» **Work to complete**: For each record below, set it down exactly but leave out any picture.

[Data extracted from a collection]
──────────
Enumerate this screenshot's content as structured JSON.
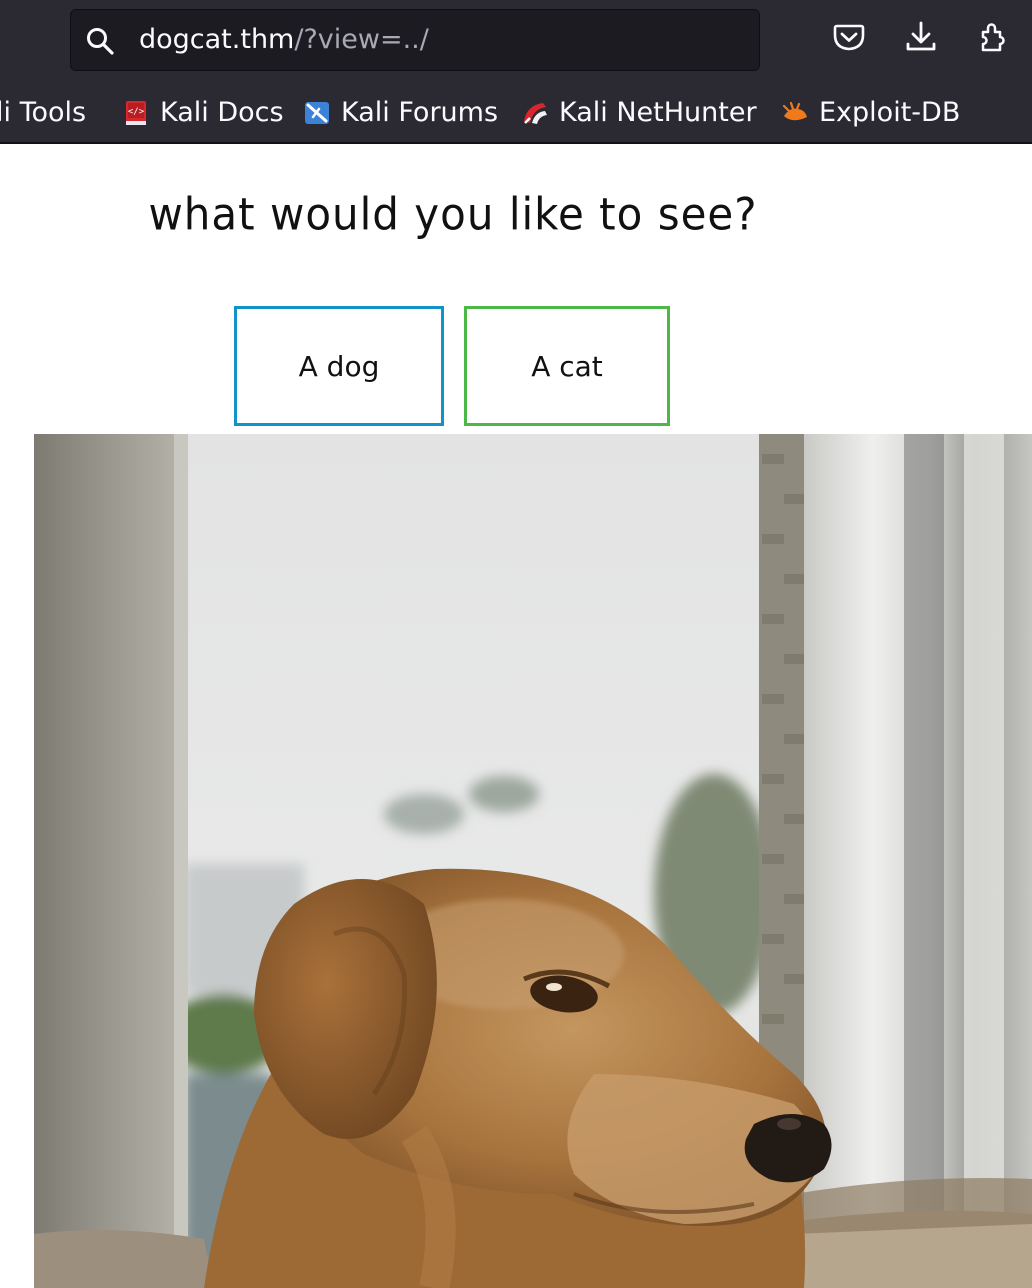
{
  "browser": {
    "url_host": "dogcat.thm",
    "url_path": "/?view=../",
    "toolbar_icons": [
      "search-icon",
      "pocket-icon",
      "download-icon",
      "extensions-icon"
    ]
  },
  "bookmarks": [
    {
      "label": "li Tools",
      "icon": "kali-tools-icon"
    },
    {
      "label": "Kali Docs",
      "icon": "kali-docs-icon"
    },
    {
      "label": "Kali Forums",
      "icon": "kali-forums-icon"
    },
    {
      "label": "Kali NetHunter",
      "icon": "kali-nethunter-icon"
    },
    {
      "label": "Exploit-DB",
      "icon": "exploit-db-icon"
    }
  ],
  "page": {
    "heading": "what would you like to see?",
    "buttons": {
      "dog": "A dog",
      "cat": "A cat"
    },
    "image_subject": "golden retriever"
  },
  "colors": {
    "dog_button_border": "#1192c8",
    "cat_button_border": "#4cb847",
    "toolbar_bg": "#2b2a33",
    "urlbar_bg": "#1c1b22"
  }
}
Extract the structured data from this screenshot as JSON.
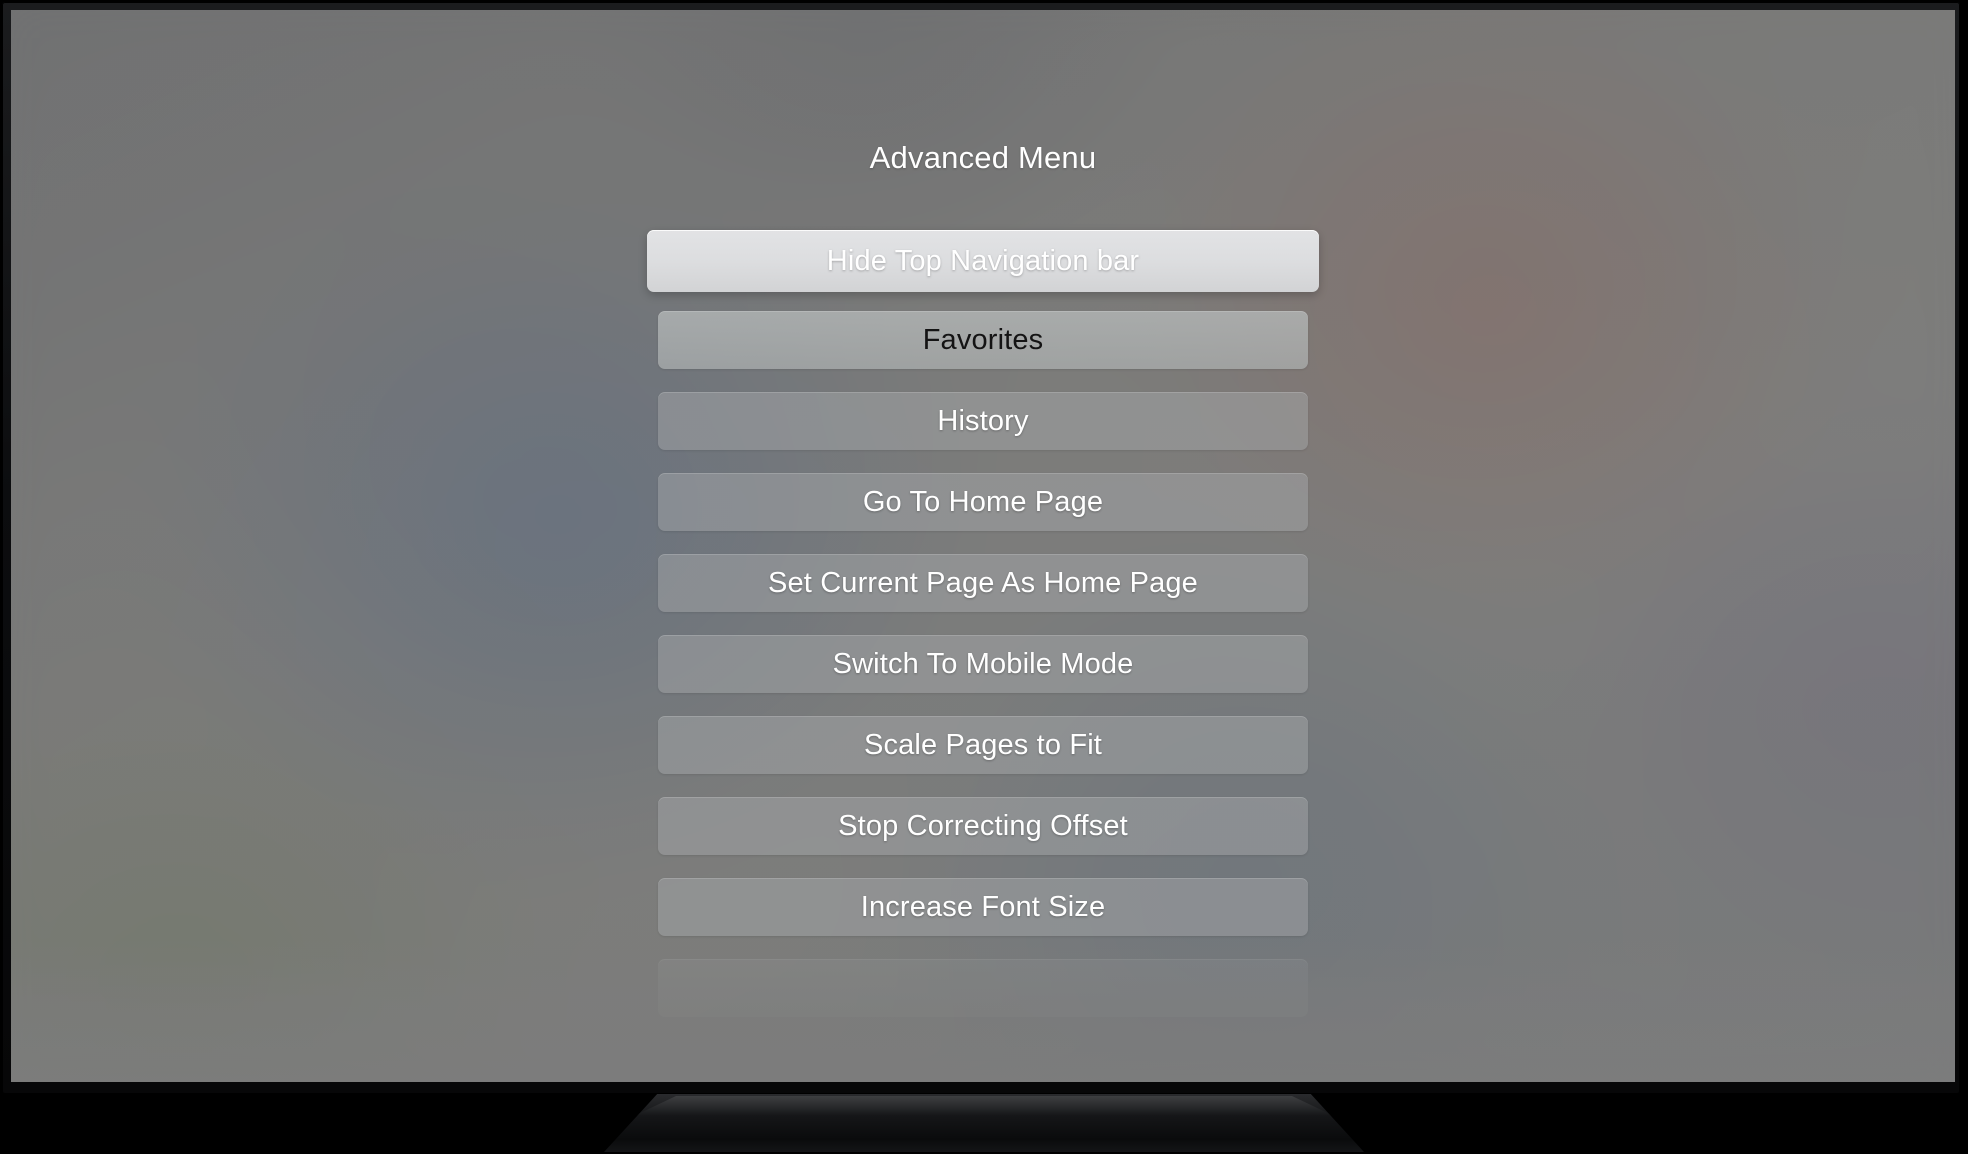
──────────
» **Solution**:
Enumerate this screenshot's content as structured JSON.
{
  "browser": {
    "url_host": "dogcat.thm",
    "url_path": "/?view=../",
    "toolbar_icons": [
      "search-icon",
      "pocket-icon",
      "download-icon",
      "extensions-icon"
    ]
  },
  "bookmarks": [
    {
      "label": "li Tools",
      "icon": "kali-tools-icon"
    },
    {
      "label": "Kali Docs",
      "icon": "kali-docs-icon"
    },
    {
      "label": "Kali Forums",
      "icon": "kali-forums-icon"
    },
    {
      "label": "Kali NetHunter",
      "icon": "kali-nethunter-icon"
    },
    {
      "label": "Exploit-DB",
      "icon": "exploit-db-icon"
    }
  ],
  "page": {
    "heading": "what would you like to see?",
    "buttons": {
      "dog": "A dog",
      "cat": "A cat"
    },
    "image_subject": "golden retriever"
  },
  "colors": {
    "dog_button_border": "#1192c8",
    "cat_button_border": "#4cb847",
    "toolbar_bg": "#2b2a33",
    "urlbar_bg": "#1c1b22"
  }
}
Extract the structured data from this screenshot as JSON.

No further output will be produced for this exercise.